21 September 2020
The actor, comedian, writer and polymath Stephen Fry will join Royal Society president, Venki Ramakrishnan, to discuss the vital part science has to play in addressing global health issues, in particular its crucial role during the Covid-19 pandemic.
The ‘In Conversation’ event, which will be livestreamed on YouTube at 6pm on 20 October 2020, will highlight the importance of maintaining trust in cutting-edge science while also recognising its inherent uncertainty and limits.
Venki Ramakrishnan, President of the Royal Society, said: “In a time of crisis people want simple answers but the science is rarely simple. No one had heard of Covid-19 a year ago so we have had to learn a huge amount in a very short space of time – we better understand how it spreads and have developed better ways to treat it - but there is still a huge amount we do not know. If we try and gloss over that uncertainty we risk breaking the trust the public has in science.
“Worse still, there are those who wilfully ignore the uncertainty and present their own outlandish theories, often based on rumours circulated through social media, as fact. We have seen 5G masts burned down because of unfounded theories that they spread the virus. We have seen dangerous suggestions about injecting bleach into people to fight the virus. In a world where information can flash around the world in seconds, we need that information to be based on the evidence.”
Stephen Fry said: “To be asked to speak at the Royal Society (even when the at is more of an @ and denotes a virtual appearance) is one of those honours which gets cold shivers and hot tremors running up and down the spine. I am so looking forward to diving in with President Ramakrishnan and talking about many things.

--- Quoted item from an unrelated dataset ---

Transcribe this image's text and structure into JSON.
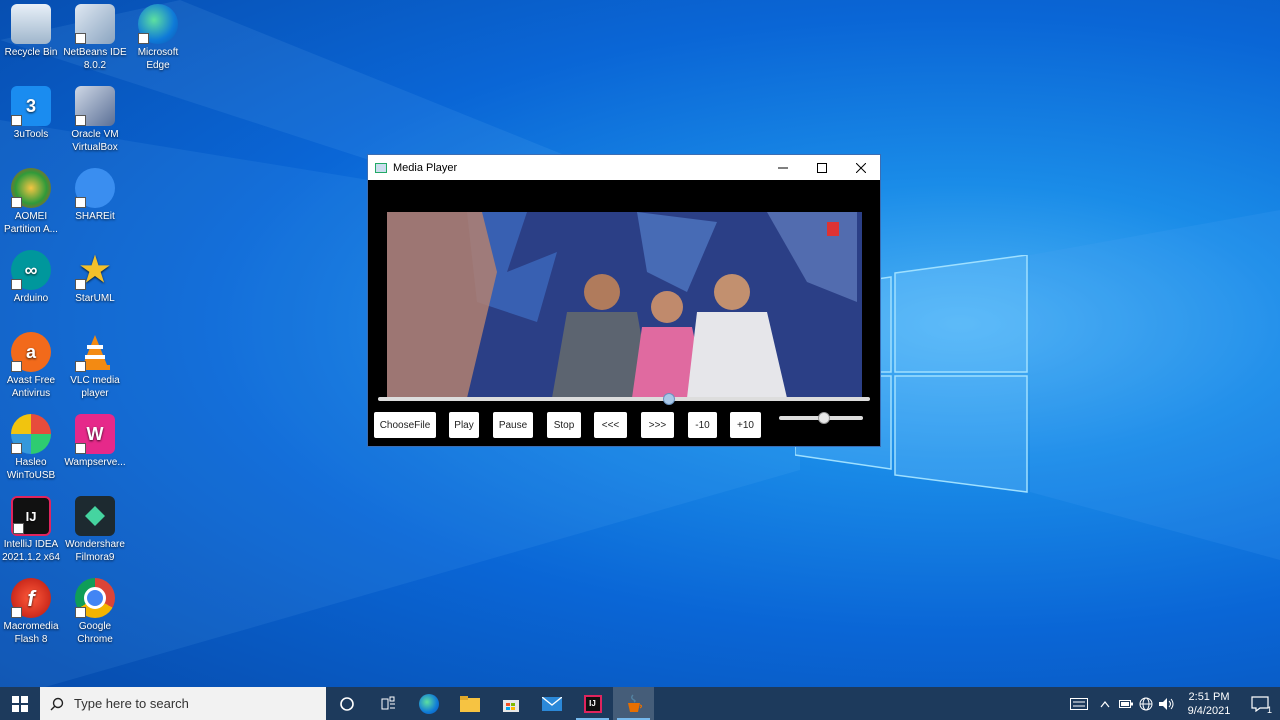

“For example, how science is simultaneously so close to us interested non-scientists and yet seems so alien, and so alienated. For even science, ultimately, can only communicate itself by language, and – as artists, writers and plenty of scientists have described so well over the centuries – language can obscure, distort and pervert as much as it can clarify, explain and enlighten. The president and I will be using words, not symbols, numbers or gestures for our conversation … so I do hope you will drop in, lend ears and maybe help us out as we toss ideas about.”
The event comes amid concerns that the government’s message during the pandemic that it was ‘following the science’ has created a perception that scientific knowledge is fixed and completely certain. As a result, when changes in scientific advice or policy are made, people assume that the science was wrong, rather than the fact that more has been learned about the virus and its impact.
Dr Ramakrishnan added: “Our aim is to explore the public’s understanding of scientific approaches and methods and to inspire and enthuse them about the essential role science plays in our understanding of nature and our amazing universe, as well as our everyday lives.
“However, it is also important to remember that at the frontiers of science there is always uncertainty. Science gathers evidence to reduce uncertainty but this happens slowly as data are gathered and hypotheses are tested.
“We will explore the need to understand how the process of science works to accumulate knowledge. We need to understand that uncertainty is an intrinsic part of science. We also need to understand how we perceive relative risks. This has a lot of real-world implications from acceptance of vaccines to acknowledgement of climate change and its consequences.”
Find further information on “Following the Science: An evening with Stephen Fry and Venki Ramakrishnan”, which will include pre-submitted questions from viewers as well as live questions and comments.